What to produce —
Print the listing below a second time, exactly, and omit its images.

Supplied data —
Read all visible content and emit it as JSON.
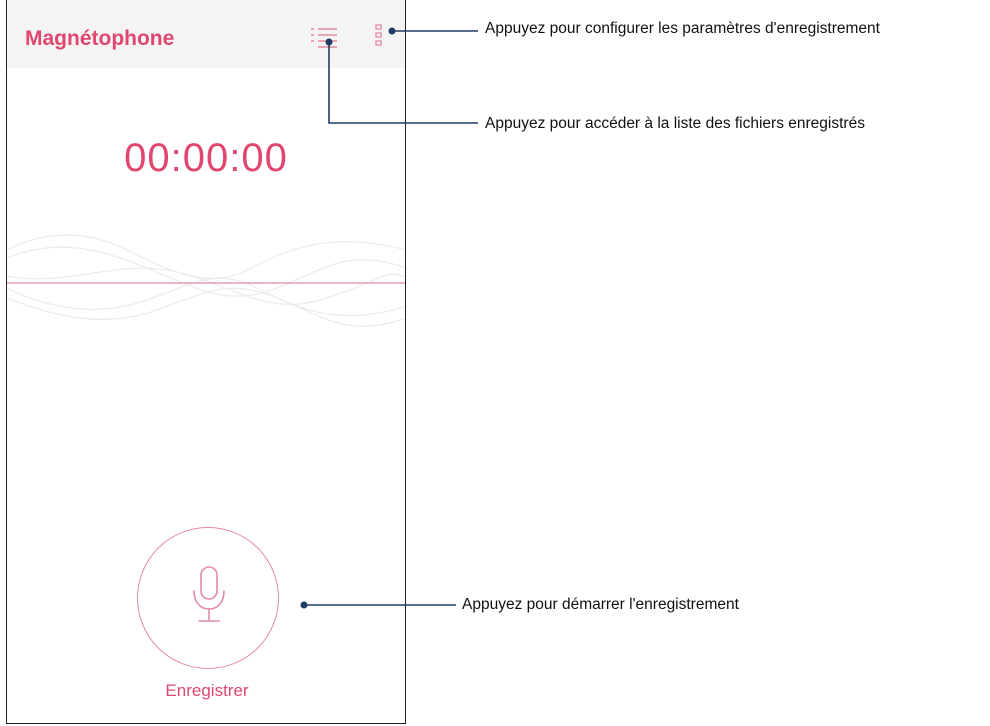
{
  "app": {
    "title": "Magnétophone",
    "accent_color": "#e0476e"
  },
  "toolbar": {
    "list_icon": "list-icon",
    "more_icon": "more-vertical-icon"
  },
  "timer": {
    "value": "00:00:00"
  },
  "record": {
    "icon": "microphone-icon",
    "label": "Enregistrer"
  },
  "annotations": {
    "settings": "Appuyez pour configurer les paramètres d'enregistrement",
    "recordings_list": "Appuyez pour accéder à la liste des fichiers enregistrés",
    "start_recording": "Appuyez pour démarrer l'enregistrement"
  }
}
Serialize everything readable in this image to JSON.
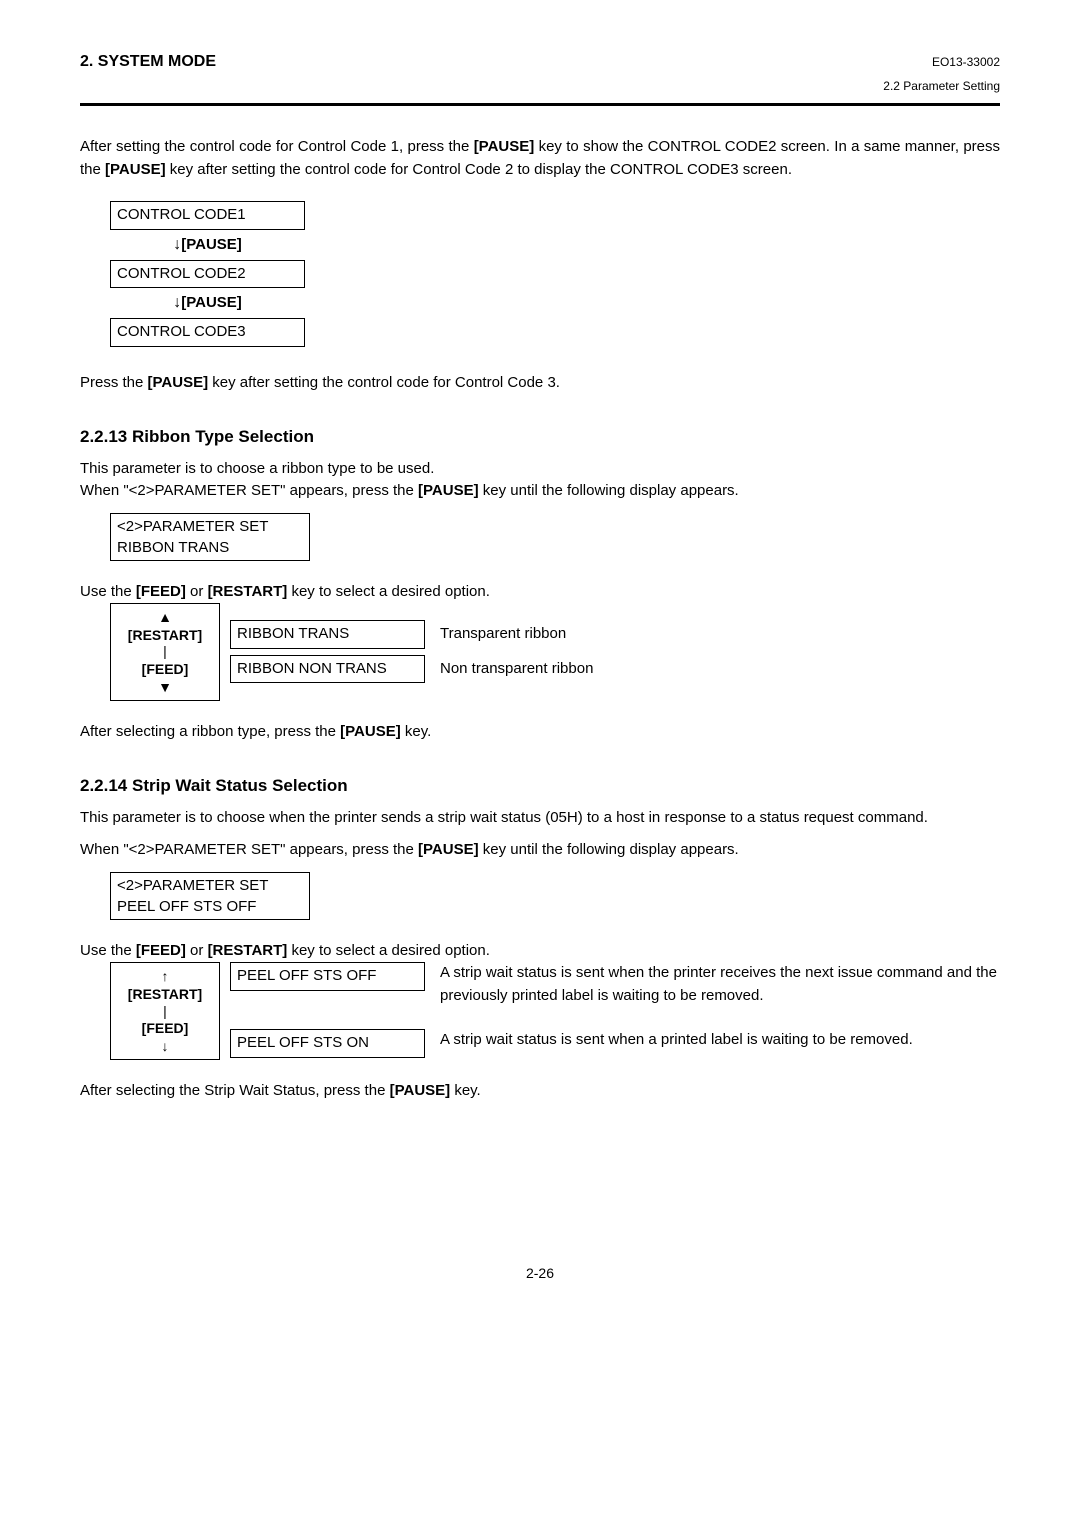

The answer —
Read all visible content and emit it as JSON.
{
  "app": {
    "title": "Magnétophone",
    "accent_color": "#e0476e"
  },
  "toolbar": {
    "list_icon": "list-icon",
    "more_icon": "more-vertical-icon"
  },
  "timer": {
    "value": "00:00:00"
  },
  "record": {
    "icon": "microphone-icon",
    "label": "Enregistrer"
  },
  "annotations": {
    "settings": "Appuyez pour configurer les paramètres d'enregistrement",
    "recordings_list": "Appuyez pour accéder à la liste des fichiers enregistrés",
    "start_recording": "Appuyez pour démarrer l'enregistrement"
  }
}
Serialize everything readable in this image to JSON.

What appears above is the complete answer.